YOUR OBJECTIVE
I'd like every record given again exactly, please.

(Collected data)
- - - - - - -

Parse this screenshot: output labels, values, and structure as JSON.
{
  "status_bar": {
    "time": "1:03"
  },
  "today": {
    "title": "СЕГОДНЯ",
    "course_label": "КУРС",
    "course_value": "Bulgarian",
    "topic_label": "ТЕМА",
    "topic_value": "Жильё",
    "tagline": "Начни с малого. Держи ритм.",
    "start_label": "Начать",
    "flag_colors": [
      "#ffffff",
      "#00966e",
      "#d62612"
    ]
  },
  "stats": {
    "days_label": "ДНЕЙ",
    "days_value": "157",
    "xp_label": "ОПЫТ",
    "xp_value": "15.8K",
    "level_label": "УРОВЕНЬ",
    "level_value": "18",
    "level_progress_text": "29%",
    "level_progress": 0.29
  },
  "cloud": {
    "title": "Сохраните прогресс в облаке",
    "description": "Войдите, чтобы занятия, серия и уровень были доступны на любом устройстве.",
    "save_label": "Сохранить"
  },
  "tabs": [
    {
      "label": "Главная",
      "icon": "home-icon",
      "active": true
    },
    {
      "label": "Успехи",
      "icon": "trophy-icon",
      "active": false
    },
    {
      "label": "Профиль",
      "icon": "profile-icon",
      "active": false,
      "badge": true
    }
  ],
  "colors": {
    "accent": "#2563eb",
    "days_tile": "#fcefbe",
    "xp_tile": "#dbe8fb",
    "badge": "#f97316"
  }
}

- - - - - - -

WRITTEN SOLUTION
Parse this screenshot: output labels, values, and structure as JSON.
{
  "status_bar": {
    "time": "1:03"
  },
  "today": {
    "title": "СЕГОДНЯ",
    "course_label": "КУРС",
    "course_value": "Bulgarian",
    "topic_label": "ТЕМА",
    "topic_value": "Жильё",
    "tagline": "Начни с малого. Держи ритм.",
    "start_label": "Начать",
    "flag_colors": [
      "#ffffff",
      "#00966e",
      "#d62612"
    ]
  },
  "stats": {
    "days_label": "ДНЕЙ",
    "days_value": "157",
    "xp_label": "ОПЫТ",
    "xp_value": "15.8K",
    "level_label": "УРОВЕНЬ",
    "level_value": "18",
    "level_progress_text": "29%",
    "level_progress": 0.29
  },
  "cloud": {
    "title": "Сохраните прогресс в облаке",
    "description": "Войдите, чтобы занятия, серия и уровень были доступны на любом устройстве.",
    "save_label": "Сохранить"
  },
  "tabs": [
    {
      "label": "Главная",
      "icon": "home-icon",
      "active": true
    },
    {
      "label": "Успехи",
      "icon": "trophy-icon",
      "active": false
    },
    {
      "label": "Профиль",
      "icon": "profile-icon",
      "active": false,
      "badge": true
    }
  ],
  "colors": {
    "accent": "#2563eb",
    "days_tile": "#fcefbe",
    "xp_tile": "#dbe8fb",
    "badge": "#f97316"
  }
}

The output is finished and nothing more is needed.